DESCRIPTION OF THE TASK: Reproduce the entries in full, with no changes.

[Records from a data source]
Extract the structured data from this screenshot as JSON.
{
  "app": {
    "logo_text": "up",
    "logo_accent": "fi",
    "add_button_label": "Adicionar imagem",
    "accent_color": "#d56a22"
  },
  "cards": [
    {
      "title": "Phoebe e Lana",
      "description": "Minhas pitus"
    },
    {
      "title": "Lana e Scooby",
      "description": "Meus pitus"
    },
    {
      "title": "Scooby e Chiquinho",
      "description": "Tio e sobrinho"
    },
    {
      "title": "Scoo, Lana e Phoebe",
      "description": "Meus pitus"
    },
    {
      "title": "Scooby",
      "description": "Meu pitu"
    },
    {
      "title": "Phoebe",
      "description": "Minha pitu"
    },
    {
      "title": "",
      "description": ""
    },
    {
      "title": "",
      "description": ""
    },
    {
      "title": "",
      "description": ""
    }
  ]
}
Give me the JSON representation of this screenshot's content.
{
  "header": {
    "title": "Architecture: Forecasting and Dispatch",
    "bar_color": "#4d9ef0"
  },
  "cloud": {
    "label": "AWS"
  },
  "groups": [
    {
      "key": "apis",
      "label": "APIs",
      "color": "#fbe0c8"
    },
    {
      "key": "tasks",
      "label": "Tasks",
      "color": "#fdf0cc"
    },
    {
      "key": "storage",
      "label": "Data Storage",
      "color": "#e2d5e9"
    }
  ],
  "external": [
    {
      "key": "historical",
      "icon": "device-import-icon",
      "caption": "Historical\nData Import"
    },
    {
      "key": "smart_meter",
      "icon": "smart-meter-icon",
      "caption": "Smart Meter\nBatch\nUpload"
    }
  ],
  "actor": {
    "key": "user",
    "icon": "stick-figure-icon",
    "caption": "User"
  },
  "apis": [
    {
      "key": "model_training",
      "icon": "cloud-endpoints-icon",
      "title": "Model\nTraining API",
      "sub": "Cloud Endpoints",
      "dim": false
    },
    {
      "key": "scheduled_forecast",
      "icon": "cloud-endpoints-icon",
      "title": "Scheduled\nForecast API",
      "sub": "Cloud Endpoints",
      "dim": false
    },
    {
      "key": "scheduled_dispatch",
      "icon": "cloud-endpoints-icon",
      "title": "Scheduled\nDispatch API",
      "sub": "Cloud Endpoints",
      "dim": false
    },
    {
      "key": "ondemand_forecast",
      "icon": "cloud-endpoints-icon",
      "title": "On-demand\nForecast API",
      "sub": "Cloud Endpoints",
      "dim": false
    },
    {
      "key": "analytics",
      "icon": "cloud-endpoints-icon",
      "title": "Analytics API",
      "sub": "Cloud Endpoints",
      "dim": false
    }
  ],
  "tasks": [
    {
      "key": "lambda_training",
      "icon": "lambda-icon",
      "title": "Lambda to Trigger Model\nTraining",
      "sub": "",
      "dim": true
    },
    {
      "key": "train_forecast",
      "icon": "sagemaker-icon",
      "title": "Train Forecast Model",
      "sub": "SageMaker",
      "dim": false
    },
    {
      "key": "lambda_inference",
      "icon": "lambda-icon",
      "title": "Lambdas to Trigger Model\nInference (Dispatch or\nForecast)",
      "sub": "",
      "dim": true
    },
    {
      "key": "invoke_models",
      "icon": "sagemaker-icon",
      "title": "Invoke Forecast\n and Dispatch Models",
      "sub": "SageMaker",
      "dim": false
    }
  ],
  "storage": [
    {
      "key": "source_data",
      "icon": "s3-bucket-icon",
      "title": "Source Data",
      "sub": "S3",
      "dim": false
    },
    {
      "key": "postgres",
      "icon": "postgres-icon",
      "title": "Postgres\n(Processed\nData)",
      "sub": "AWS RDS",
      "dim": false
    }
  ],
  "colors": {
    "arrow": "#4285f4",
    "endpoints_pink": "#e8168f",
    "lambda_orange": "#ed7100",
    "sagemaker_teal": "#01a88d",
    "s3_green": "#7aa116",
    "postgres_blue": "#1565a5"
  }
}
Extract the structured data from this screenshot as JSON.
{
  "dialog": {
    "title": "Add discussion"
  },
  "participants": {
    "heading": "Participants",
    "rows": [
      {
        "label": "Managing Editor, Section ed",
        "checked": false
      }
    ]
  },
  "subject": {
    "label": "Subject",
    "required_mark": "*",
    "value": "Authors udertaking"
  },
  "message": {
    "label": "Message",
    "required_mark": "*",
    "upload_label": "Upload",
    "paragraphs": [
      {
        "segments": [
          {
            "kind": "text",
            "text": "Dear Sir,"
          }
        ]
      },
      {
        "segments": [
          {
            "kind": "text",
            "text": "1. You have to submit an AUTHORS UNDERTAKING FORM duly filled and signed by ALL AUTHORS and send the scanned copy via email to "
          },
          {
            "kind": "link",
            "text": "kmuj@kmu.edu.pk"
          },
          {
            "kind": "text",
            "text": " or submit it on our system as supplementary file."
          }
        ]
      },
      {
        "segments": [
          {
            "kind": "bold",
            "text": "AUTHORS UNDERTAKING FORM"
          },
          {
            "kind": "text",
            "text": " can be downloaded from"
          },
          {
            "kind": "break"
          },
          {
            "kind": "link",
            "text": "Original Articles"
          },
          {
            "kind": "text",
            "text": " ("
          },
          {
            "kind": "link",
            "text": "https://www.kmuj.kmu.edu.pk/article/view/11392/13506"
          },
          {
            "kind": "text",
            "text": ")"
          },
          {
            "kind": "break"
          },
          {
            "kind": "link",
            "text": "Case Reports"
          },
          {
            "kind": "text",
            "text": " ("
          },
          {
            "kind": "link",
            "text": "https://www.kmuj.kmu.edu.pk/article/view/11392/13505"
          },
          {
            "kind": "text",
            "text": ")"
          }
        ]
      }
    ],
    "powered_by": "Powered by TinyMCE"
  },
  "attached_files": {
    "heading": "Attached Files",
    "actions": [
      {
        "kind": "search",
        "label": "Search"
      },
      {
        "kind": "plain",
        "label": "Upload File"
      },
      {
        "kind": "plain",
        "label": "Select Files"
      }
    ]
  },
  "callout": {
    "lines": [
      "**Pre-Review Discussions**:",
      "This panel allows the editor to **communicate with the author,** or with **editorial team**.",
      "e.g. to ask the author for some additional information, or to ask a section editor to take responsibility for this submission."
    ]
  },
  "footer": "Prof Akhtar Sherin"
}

RESPONSE TO THIS EXERCISE:
Extract the structured data from this screenshot as JSON.
{
  "app": {
    "logo_text": "up",
    "logo_accent": "fi",
    "add_button_label": "Adicionar imagem",
    "accent_color": "#d56a22"
  },
  "cards": [
    {
      "title": "Phoebe e Lana",
      "description": "Minhas pitus"
    },
    {
      "title": "Lana e Scooby",
      "description": "Meus pitus"
    },
    {
      "title": "Scooby e Chiquinho",
      "description": "Tio e sobrinho"
    },
    {
      "title": "Scoo, Lana e Phoebe",
      "description": "Meus pitus"
    },
    {
      "title": "Scooby",
      "description": "Meu pitu"
    },
    {
      "title": "Phoebe",
      "description": "Minha pitu"
    },
    {
      "title": "",
      "description": ""
    },
    {
      "title": "",
      "description": ""
    },
    {
      "title": "",
      "description": ""
    }
  ]
}
Give me the JSON representation of this screenshot's content.
{
  "header": {
    "title": "Architecture: Forecasting and Dispatch",
    "bar_color": "#4d9ef0"
  },
  "cloud": {
    "label": "AWS"
  },
  "groups": [
    {
      "key": "apis",
      "label": "APIs",
      "color": "#fbe0c8"
    },
    {
      "key": "tasks",
      "label": "Tasks",
      "color": "#fdf0cc"
    },
    {
      "key": "storage",
      "label": "Data Storage",
      "color": "#e2d5e9"
    }
  ],
  "external": [
    {
      "key": "historical",
      "icon": "device-import-icon",
      "caption": "Historical\nData Import"
    },
    {
      "key": "smart_meter",
      "icon": "smart-meter-icon",
      "caption": "Smart Meter\nBatch\nUpload"
    }
  ],
  "actor": {
    "key": "user",
    "icon": "stick-figure-icon",
    "caption": "User"
  },
  "apis": [
    {
      "key": "model_training",
      "icon": "cloud-endpoints-icon",
      "title": "Model\nTraining API",
      "sub": "Cloud Endpoints",
      "dim": false
    },
    {
      "key": "scheduled_forecast",
      "icon": "cloud-endpoints-icon",
      "title": "Scheduled\nForecast API",
      "sub": "Cloud Endpoints",
      "dim": false
    },
    {
      "key": "scheduled_dispatch",
      "icon": "cloud-endpoints-icon",
      "title": "Scheduled\nDispatch API",
      "sub": "Cloud Endpoints",
      "dim": false
    },
    {
      "key": "ondemand_forecast",
      "icon": "cloud-endpoints-icon",
      "title": "On-demand\nForecast API",
      "sub": "Cloud Endpoints",
      "dim": false
    },
    {
      "key": "analytics",
      "icon": "cloud-endpoints-icon",
      "title": "Analytics API",
      "sub": "Cloud Endpoints",
      "dim": false
    }
  ],
  "tasks": [
    {
      "key": "lambda_training",
      "icon": "lambda-icon",
      "title": "Lambda to Trigger Model\nTraining",
      "sub": "",
      "dim": true
    },
    {
      "key": "train_forecast",
      "icon": "sagemaker-icon",
      "title": "Train Forecast Model",
      "sub": "SageMaker",
      "dim": false
    },
    {
      "key": "lambda_inference",
      "icon": "lambda-icon",
      "title": "Lambdas to Trigger Model\nInference (Dispatch or\nForecast)",
      "sub": "",
      "dim": true
    },
    {
      "key": "invoke_models",
      "icon": "sagemaker-icon",
      "title": "Invoke Forecast\n and Dispatch Models",
      "sub": "SageMaker",
      "dim": false
    }
  ],
  "storage": [
    {
      "key": "source_data",
      "icon": "s3-bucket-icon",
      "title": "Source Data",
      "sub": "S3",
      "dim": false
    },
    {
      "key": "postgres",
      "icon": "postgres-icon",
      "title": "Postgres\n(Processed\nData)",
      "sub": "AWS RDS",
      "dim": false
    }
  ],
  "colors": {
    "arrow": "#4285f4",
    "endpoints_pink": "#e8168f",
    "lambda_orange": "#ed7100",
    "sagemaker_teal": "#01a88d",
    "s3_green": "#7aa116",
    "postgres_blue": "#1565a5"
  }
}
Extract the structured data from this screenshot as JSON.
{
  "dialog": {
    "title": "Add discussion"
  },
  "participants": {
    "heading": "Participants",
    "rows": [
      {
        "label": "Managing Editor, Section ed",
        "checked": false
      }
    ]
  },
  "subject": {
    "label": "Subject",
    "required_mark": "*",
    "value": "Authors udertaking"
  },
  "message": {
    "label": "Message",
    "required_mark": "*",
    "upload_label": "Upload",
    "paragraphs": [
      {
        "segments": [
          {
            "kind": "text",
            "text": "Dear Sir,"
          }
        ]
      },
      {
        "segments": [
          {
            "kind": "text",
            "text": "1. You have to submit an AUTHORS UNDERTAKING FORM duly filled and signed by ALL AUTHORS and send the scanned copy via email to "
          },
          {
            "kind": "link",
            "text": "kmuj@kmu.edu.pk"
          },
          {
            "kind": "text",
            "text": " or submit it on our system as supplementary file."
          }
        ]
      },
      {
        "segments": [
          {
            "kind": "bold",
            "text": "AUTHORS UNDERTAKING FORM"
          },
          {
            "kind": "text",
            "text": " can be downloaded from"
          },
          {
            "kind": "break"
          },
          {
            "kind": "link",
            "text": "Original Articles"
          },
          {
            "kind": "text",
            "text": " ("
          },
          {
            "kind": "link",
            "text": "https://www.kmuj.kmu.edu.pk/article/view/11392/13506"
          },
          {
            "kind": "text",
            "text": ")"
          },
          {
            "kind": "break"
          },
          {
            "kind": "link",
            "text": "Case Reports"
          },
          {
            "kind": "text",
            "text": " ("
          },
          {
            "kind": "link",
            "text": "https://www.kmuj.kmu.edu.pk/article/view/11392/13505"
          },
          {
            "kind": "text",
            "text": ")"
          }
        ]
      }
    ],
    "powered_by": "Powered by TinyMCE"
  },
  "attached_files": {
    "heading": "Attached Files",
    "actions": [
      {
        "kind": "search",
        "label": "Search"
      },
      {
        "kind": "plain",
        "label": "Upload File"
      },
      {
        "kind": "plain",
        "label": "Select Files"
      }
    ]
  },
  "callout": {
    "lines": [
      "**Pre-Review Discussions**:",
      "This panel allows the editor to **communicate with the author,** or with **editorial team**.",
      "e.g. to ask the author for some additional information, or to ask a section editor to take responsibility for this submission."
    ]
  },
  "footer": "Prof Akhtar Sherin"
}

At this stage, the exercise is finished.